ABOUT THIS EXERCISE:
Down to the last line, retype each line of the entries exactly, starting with the one that contains "What's the underlying".

RECORDS FOR THE TASK:
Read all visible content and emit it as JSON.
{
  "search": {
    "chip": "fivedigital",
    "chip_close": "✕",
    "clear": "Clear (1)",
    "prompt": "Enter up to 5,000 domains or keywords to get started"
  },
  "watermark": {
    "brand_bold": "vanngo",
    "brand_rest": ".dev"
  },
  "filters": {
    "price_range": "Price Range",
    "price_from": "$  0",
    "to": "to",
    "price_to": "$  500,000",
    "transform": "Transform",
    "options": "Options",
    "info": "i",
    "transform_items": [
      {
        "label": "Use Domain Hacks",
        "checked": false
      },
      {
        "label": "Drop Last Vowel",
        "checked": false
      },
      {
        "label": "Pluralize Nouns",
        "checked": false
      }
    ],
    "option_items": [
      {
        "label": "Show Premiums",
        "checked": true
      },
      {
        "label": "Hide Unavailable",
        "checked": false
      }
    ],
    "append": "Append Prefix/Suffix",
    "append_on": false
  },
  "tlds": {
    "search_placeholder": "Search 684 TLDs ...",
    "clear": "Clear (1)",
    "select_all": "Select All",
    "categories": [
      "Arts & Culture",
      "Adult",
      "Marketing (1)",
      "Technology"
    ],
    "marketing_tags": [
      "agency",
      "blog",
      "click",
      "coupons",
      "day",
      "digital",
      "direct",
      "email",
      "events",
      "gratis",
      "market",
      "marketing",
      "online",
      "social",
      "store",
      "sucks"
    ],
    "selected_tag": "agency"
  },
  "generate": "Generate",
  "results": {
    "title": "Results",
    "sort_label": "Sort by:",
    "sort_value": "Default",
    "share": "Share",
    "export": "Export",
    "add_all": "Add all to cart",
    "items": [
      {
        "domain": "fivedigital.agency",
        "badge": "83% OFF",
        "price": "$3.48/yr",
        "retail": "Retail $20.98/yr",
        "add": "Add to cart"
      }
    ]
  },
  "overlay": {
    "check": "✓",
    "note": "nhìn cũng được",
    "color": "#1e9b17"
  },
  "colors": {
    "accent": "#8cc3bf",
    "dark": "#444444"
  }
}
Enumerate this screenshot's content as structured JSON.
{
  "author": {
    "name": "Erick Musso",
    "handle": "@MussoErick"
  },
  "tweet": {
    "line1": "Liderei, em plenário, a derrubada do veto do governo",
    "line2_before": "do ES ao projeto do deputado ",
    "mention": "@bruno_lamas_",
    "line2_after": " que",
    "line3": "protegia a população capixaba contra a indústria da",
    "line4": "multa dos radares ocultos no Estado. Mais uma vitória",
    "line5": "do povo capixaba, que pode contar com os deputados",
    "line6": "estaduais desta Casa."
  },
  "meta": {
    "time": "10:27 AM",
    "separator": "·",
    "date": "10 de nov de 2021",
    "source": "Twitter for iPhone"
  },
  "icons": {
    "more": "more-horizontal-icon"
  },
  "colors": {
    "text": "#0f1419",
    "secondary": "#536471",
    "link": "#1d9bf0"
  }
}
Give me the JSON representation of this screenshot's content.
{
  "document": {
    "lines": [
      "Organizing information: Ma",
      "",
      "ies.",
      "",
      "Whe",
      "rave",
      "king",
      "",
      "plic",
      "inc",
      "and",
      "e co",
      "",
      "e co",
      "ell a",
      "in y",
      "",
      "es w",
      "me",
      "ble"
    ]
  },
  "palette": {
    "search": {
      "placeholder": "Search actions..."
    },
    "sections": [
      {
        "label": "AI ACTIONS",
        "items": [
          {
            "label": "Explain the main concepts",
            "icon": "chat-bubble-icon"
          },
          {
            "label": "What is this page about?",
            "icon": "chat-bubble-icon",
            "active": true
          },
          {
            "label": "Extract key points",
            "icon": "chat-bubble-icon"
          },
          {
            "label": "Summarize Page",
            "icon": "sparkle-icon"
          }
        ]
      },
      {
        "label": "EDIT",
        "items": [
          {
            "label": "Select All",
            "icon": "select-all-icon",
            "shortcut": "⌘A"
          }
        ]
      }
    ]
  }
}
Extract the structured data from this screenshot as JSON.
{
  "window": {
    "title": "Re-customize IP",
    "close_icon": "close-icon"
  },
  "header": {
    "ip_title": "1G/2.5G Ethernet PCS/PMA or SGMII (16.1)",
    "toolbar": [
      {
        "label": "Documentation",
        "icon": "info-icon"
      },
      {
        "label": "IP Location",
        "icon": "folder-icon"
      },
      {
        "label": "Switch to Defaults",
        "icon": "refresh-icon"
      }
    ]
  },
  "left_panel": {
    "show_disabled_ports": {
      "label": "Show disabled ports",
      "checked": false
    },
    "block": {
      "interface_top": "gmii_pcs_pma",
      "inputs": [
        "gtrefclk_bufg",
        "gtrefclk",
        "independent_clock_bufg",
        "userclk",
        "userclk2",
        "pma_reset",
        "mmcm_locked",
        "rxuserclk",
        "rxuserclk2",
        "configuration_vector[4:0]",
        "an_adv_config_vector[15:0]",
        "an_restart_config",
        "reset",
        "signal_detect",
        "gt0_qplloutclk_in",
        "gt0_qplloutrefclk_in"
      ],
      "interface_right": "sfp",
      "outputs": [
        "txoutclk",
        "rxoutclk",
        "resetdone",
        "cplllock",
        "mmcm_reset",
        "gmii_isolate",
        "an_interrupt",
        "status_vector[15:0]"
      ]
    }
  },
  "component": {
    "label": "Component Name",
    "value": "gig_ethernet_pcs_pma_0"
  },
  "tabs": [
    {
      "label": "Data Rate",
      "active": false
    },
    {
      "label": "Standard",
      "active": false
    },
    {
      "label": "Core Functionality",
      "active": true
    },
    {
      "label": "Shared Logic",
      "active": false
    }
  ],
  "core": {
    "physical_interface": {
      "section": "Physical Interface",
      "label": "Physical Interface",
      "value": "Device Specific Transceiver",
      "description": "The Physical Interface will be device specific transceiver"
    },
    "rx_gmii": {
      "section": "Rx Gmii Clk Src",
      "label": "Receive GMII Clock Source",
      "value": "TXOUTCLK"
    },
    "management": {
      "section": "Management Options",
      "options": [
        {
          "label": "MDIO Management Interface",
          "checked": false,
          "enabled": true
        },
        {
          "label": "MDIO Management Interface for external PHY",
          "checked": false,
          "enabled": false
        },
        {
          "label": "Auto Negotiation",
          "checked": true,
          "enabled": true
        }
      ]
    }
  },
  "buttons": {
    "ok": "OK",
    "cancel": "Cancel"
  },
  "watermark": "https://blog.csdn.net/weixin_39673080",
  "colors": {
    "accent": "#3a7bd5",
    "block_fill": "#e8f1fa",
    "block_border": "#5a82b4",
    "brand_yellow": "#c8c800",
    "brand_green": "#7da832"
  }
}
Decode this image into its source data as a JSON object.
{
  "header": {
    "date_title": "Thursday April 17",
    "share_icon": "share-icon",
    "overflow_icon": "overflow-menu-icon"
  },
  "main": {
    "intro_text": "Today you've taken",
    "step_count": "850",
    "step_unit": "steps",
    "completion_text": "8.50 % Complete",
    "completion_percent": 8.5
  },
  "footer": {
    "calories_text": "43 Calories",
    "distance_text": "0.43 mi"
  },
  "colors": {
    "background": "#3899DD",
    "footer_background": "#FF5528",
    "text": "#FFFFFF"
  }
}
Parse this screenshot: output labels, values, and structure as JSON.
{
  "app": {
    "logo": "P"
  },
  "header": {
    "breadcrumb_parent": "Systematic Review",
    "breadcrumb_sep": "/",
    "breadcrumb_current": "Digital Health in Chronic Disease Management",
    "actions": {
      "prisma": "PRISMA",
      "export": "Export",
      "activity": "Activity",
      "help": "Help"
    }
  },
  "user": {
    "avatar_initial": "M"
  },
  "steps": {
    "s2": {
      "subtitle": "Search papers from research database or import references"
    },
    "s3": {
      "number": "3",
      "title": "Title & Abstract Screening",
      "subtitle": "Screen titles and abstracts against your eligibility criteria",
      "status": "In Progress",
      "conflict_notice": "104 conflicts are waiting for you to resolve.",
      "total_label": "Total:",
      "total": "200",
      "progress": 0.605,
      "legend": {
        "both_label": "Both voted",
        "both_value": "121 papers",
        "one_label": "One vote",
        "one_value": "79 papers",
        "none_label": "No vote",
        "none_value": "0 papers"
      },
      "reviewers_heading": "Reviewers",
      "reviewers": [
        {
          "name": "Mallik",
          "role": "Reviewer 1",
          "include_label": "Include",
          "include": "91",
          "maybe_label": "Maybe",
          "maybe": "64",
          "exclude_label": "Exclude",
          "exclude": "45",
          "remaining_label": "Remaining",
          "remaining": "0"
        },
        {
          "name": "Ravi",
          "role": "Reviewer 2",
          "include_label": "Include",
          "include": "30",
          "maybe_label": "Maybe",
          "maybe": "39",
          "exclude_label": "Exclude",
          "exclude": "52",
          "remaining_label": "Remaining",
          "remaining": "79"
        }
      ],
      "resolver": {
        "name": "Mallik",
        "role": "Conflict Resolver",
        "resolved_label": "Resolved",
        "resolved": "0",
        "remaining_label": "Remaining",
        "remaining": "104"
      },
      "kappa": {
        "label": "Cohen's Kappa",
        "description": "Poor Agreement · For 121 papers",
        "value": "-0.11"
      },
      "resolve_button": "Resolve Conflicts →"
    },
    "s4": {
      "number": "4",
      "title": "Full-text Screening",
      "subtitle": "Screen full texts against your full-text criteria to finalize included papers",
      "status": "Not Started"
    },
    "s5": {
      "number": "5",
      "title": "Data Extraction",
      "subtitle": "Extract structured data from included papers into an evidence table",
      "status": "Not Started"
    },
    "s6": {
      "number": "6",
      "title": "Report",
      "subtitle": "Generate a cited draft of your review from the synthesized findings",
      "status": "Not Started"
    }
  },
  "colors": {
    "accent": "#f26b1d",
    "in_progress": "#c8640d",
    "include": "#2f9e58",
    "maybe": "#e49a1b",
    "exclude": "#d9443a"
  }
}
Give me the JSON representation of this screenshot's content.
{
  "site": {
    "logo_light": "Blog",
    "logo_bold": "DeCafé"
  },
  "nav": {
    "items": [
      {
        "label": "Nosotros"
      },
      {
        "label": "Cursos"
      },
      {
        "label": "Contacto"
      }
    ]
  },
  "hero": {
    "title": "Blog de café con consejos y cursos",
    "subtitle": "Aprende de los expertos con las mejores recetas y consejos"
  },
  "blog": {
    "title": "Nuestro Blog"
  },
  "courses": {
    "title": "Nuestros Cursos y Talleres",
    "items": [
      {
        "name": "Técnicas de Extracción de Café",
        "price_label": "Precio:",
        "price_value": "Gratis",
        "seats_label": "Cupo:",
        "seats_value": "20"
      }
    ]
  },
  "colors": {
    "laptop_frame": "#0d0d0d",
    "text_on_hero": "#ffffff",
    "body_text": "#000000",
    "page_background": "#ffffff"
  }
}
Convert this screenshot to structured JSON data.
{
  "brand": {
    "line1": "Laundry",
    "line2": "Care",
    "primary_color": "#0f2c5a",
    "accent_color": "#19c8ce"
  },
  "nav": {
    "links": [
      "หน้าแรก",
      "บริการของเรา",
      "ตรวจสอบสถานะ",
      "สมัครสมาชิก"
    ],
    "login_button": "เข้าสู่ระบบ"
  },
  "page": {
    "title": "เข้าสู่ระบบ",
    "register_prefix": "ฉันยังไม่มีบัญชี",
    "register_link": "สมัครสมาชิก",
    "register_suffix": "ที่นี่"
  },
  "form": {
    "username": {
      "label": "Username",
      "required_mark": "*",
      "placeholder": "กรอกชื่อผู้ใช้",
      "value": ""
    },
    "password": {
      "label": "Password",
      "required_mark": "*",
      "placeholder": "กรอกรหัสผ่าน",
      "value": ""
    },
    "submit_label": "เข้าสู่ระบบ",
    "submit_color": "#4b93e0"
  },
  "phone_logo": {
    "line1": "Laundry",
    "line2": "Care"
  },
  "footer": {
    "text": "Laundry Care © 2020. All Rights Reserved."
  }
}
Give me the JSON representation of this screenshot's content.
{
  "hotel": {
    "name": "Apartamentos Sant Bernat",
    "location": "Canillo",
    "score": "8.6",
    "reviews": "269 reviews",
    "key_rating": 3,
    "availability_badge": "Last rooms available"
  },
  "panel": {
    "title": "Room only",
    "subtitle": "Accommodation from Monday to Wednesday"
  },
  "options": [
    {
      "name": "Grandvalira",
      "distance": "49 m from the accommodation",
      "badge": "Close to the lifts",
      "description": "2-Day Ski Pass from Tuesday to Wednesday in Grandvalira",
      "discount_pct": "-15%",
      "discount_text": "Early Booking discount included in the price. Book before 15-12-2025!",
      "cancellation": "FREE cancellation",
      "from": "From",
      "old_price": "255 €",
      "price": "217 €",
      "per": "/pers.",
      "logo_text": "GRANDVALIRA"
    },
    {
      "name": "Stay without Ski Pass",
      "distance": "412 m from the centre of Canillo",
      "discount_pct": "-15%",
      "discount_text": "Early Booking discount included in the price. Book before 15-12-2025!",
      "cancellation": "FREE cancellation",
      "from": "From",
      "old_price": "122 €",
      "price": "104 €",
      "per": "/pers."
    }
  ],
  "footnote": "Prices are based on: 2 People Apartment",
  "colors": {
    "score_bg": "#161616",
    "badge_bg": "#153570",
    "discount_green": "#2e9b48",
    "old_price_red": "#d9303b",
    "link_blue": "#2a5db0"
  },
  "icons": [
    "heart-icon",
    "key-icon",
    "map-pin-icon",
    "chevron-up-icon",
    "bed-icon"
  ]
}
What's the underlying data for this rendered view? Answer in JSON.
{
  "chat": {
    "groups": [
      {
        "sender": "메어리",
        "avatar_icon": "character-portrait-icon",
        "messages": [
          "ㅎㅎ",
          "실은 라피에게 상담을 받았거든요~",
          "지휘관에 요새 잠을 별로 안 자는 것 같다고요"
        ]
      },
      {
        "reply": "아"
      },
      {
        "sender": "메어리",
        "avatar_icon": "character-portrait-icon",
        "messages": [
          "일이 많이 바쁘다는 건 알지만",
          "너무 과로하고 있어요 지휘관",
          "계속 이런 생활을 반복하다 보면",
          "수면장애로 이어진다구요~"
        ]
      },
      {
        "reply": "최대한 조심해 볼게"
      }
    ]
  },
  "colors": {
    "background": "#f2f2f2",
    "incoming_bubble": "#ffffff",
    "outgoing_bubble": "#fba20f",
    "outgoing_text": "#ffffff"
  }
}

WRITTEN SOLUTION:
What's the underlying data for this rendered view? Answer in JSON.
{
  "chat": {
    "groups": [
      {
        "sender": "메어리",
        "avatar_icon": "character-portrait-icon",
        "messages": [
          "ㅎㅎ",
          "실은 라피에게 상담을 받았거든요~",
          "지휘관에 요새 잠을 별로 안 자는 것 같다고요"
        ]
      },
      {
        "reply": "아"
      },
      {
        "sender": "메어리",
        "avatar_icon": "character-portrait-icon",
        "messages": [
          "일이 많이 바쁘다는 건 알지만",
          "너무 과로하고 있어요 지휘관",
          "계속 이런 생활을 반복하다 보면",
          "수면장애로 이어진다구요~"
        ]
      },
      {
        "reply": "최대한 조심해 볼게"
      }
    ]
  },
  "colors": {
    "background": "#f2f2f2",
    "incoming_bubble": "#ffffff",
    "outgoing_bubble": "#fba20f",
    "outgoing_text": "#ffffff"
  }
}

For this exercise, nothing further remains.